Research also shows that regenerative, holistic methods of ranch land management build soil health, store more carbon, restore ecological functions, and increase biodiversity. A 2013 study found that compared to conventionally managed farms, regenerative farms in Mexico could accommodate more cattle per acre, had lower cow and calf mortality, purchased less feed, used fewer herbicides, and the topsoil was deeper, more aerated, and more densely covered with plants.
Methane production from cows, pigs, and sheep presents a further problem, since over 20 years, methane traps 84 times more heat in the atmosphere than CO2. In New Zealand, research is being conducted into new breeds of cows and sheep, and the ability of seaweed-enhanced diets to reduce methane emissions by as much as 80%.
In consequence of the urgent need to eliminate Canada’s carbon emissions, and the many positive impacts of regenerative organic farming:
- We will establish a multi-stakeholder Canadian Farmland Transition Council, and mandate it to research, cost, plan and implement a full transition to organic regenerative methods of farming and holistic methods of ranch land management by 2040. Cost: $2 million per year (#45)
- We will introduce a steadily increasing tax on chemical pesticides and fertilizers and use the revenue to provide a regenerative farming transition subsidy to farmers and ranchers who make the change for a maximum of five years, based on yields.
- We will work with farmers to rapidly phase out harmful chemical pesticides that have been shown to damage humans, wildlife, or pollinators.
- We will establish a $5 million per year Regenerative Farming Research Fund, to develop solutions to farmland transition problems as they arise. Cost: $5 million per year (#46)

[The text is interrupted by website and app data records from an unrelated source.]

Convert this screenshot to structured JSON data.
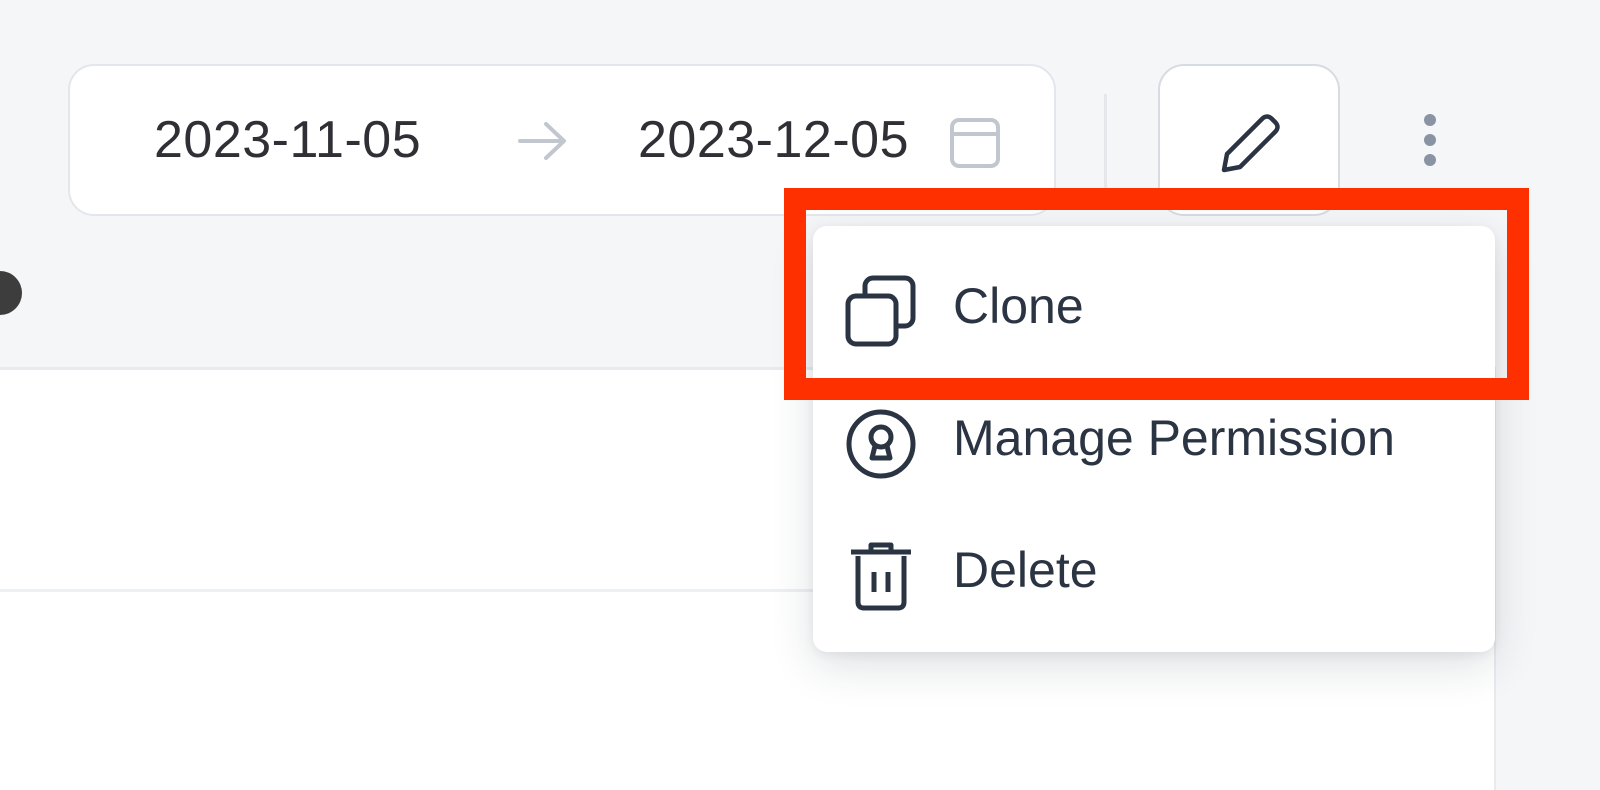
{
  "date_range": {
    "start": "2023-11-05",
    "end": "2023-12-05",
    "separator_icon": "arrow-right-icon",
    "calendar_icon": "calendar-icon"
  },
  "toolbar": {
    "edit_icon": "pencil-icon",
    "more_icon": "vertical-ellipsis-icon"
  },
  "dropdown_menu": {
    "items": [
      {
        "label": "Clone",
        "icon": "clone-icon",
        "highlighted": true
      },
      {
        "label": "Manage Permission",
        "icon": "lock-icon"
      },
      {
        "label": "Delete",
        "icon": "trash-icon"
      }
    ]
  },
  "colors": {
    "page_background": "#f5f6f8",
    "menu_text": "#2b3443",
    "highlight_border": "#ff3000",
    "muted_icon": "#c2c7cf"
  }
}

- We will establish a $100 million per year Regenerative Farming Transition Fund to top up the income from the new tax when it is insufficient to support farmers and ranchers during the transition. Cost: $100 million per year (#47)
- As part of our Green New Deal, we will ensure that agro-industrial workers whose jobs disappear as a result of the transition receive the same support as fossil fuel workers. The cost is included in our Week 2 announcement.

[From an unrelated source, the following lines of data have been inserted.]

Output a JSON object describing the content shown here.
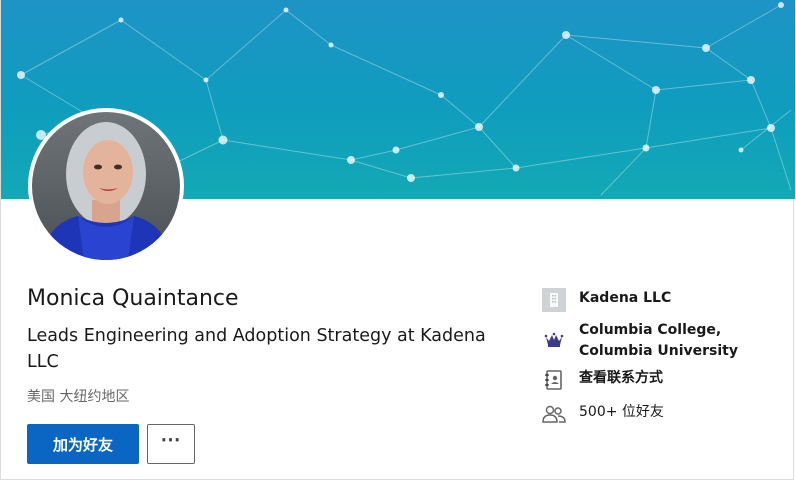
{
  "profile": {
    "name": "Monica Quaintance",
    "headline": "Leads Engineering and Adoption Strategy at Kadena LLC",
    "location": "美国 大纽约地区"
  },
  "actions": {
    "connect_label": "加为好友",
    "more_label": "⋯"
  },
  "sidebar": {
    "company": {
      "label": "Kadena LLC",
      "icon": "company-logo-icon"
    },
    "education": {
      "line1": "Columbia College,",
      "line2": "Columbia University",
      "icon": "crown-crest-icon"
    },
    "contact": {
      "label": "查看联系方式",
      "icon": "contact-card-icon"
    },
    "connections": {
      "label": "500+ 位好友",
      "icon": "people-icon"
    }
  },
  "colors": {
    "primary_button": "#0a66c2",
    "banner_start": "#1e93c6",
    "banner_end": "#13a9b5",
    "education_crest": "#3c3c8c"
  }
}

The production of meat and dairy generates a heavy load of GHG emissions. Scientists are warning that livestock production needs to reach its peak within this decade, since meat production is 10 to 100 times more damaging to the climate than plant-based food, while the 80% of the world’s farmland that is used for livestock produces only 18% of the food calories humans consume. The release of land used for livestock could also contribute to the important work of reforestation. Many health benefits result from reduced consumption of meat and dairy, but people’s eating habits are often well-established and culturally-rooted. To address this complex problem:

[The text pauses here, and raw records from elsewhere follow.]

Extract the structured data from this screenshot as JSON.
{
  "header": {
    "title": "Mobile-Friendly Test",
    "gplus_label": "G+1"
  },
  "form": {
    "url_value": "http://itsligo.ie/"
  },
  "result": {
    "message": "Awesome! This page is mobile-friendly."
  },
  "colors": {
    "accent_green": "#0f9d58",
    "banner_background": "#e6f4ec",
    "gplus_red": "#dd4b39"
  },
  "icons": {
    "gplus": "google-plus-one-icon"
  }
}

- We will establish a multi-stakeholder Climate Friendly Food Council to recommend strategies and measures for consumers, retailers, farmers, and governments to reduce emissions from meat and dairy production and consumption. The Imperial College of London/WWF paper on Strategies for Reducing the Climate Impacts of Red Meat/Dairy Consumption in the UK provides a good beginning. Cost: $2 million per year (#48)
- Starting in January 2021 we will require all food delivery agents serving federal institutions to offer vegetarian and vegan options at every event and to begin a Meatless Monday tradition, and we will encourage provincial and municipal governments and school districts to do the same.